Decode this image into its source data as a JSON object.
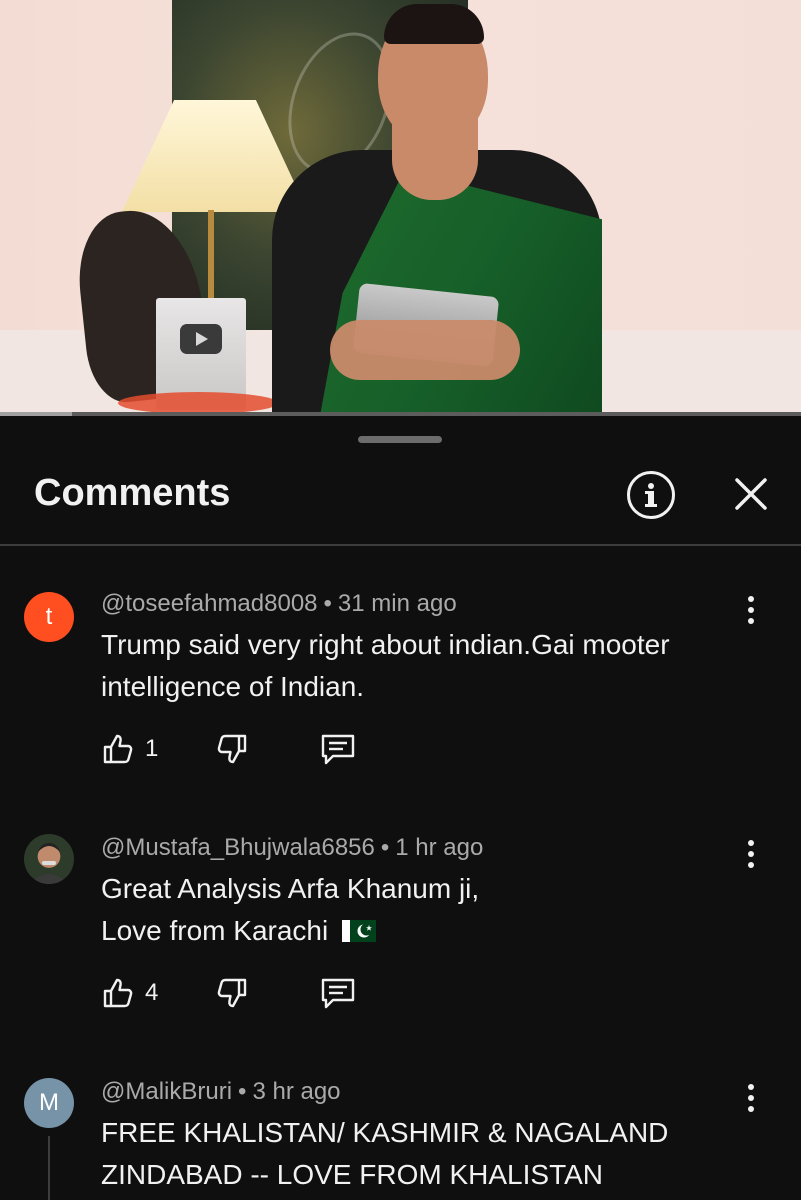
{
  "video": {
    "progress_fraction": 0.09,
    "plaque_icon": "play-button-icon"
  },
  "sheet": {
    "title": "Comments",
    "info_icon": "info-icon",
    "close_icon": "close-icon"
  },
  "comments": [
    {
      "avatar_letter": "t",
      "avatar_color": "#ff4e1f",
      "author": "@toseefahmad8008",
      "time": "31 min ago",
      "text_line1": "Trump said very right about indian.Gai mooter",
      "text_line2": "intelligence of Indian.",
      "likes": "1"
    },
    {
      "avatar_letter": "",
      "avatar_color": "#2d3b2a",
      "author": "@Mustafa_Bhujwala6856",
      "time": "1 hr ago",
      "text_line1": "Great Analysis Arfa Khanum ji,",
      "text_line2": "Love from Karachi",
      "text_emoji": "pakistan-flag-emoji",
      "likes": "4"
    },
    {
      "avatar_letter": "M",
      "avatar_color": "#7693a8",
      "author": "@MalikBruri",
      "time": "3 hr ago",
      "text_line1": "FREE KHALISTAN/ KASHMIR & NAGALAND",
      "text_line2": "ZINDABAD -- LOVE FROM KHALISTAN"
    }
  ],
  "separator": "•",
  "colors": {
    "background": "#0f0f0f",
    "text_primary": "#f1f1f1",
    "text_secondary": "#aaaaaa"
  }
}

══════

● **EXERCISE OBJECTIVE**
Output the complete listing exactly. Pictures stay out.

● **EXERCISE OUTPUT**
Decode this image into its source data as a JSON object.
{
  "video": {
    "progress_fraction": 0.09,
    "plaque_icon": "play-button-icon"
  },
  "sheet": {
    "title": "Comments",
    "info_icon": "info-icon",
    "close_icon": "close-icon"
  },
  "comments": [
    {
      "avatar_letter": "t",
      "avatar_color": "#ff4e1f",
      "author": "@toseefahmad8008",
      "time": "31 min ago",
      "text_line1": "Trump said very right about indian.Gai mooter",
      "text_line2": "intelligence of Indian.",
      "likes": "1"
    },
    {
      "avatar_letter": "",
      "avatar_color": "#2d3b2a",
      "author": "@Mustafa_Bhujwala6856",
      "time": "1 hr ago",
      "text_line1": "Great Analysis Arfa Khanum ji,",
      "text_line2": "Love from Karachi",
      "text_emoji": "pakistan-flag-emoji",
      "likes": "4"
    },
    {
      "avatar_letter": "M",
      "avatar_color": "#7693a8",
      "author": "@MalikBruri",
      "time": "3 hr ago",
      "text_line1": "FREE KHALISTAN/ KASHMIR & NAGALAND",
      "text_line2": "ZINDABAD -- LOVE FROM KHALISTAN"
    }
  ],
  "separator": "•",
  "colors": {
    "background": "#0f0f0f",
    "text_primary": "#f1f1f1",
    "text_secondary": "#aaaaaa"
  }
}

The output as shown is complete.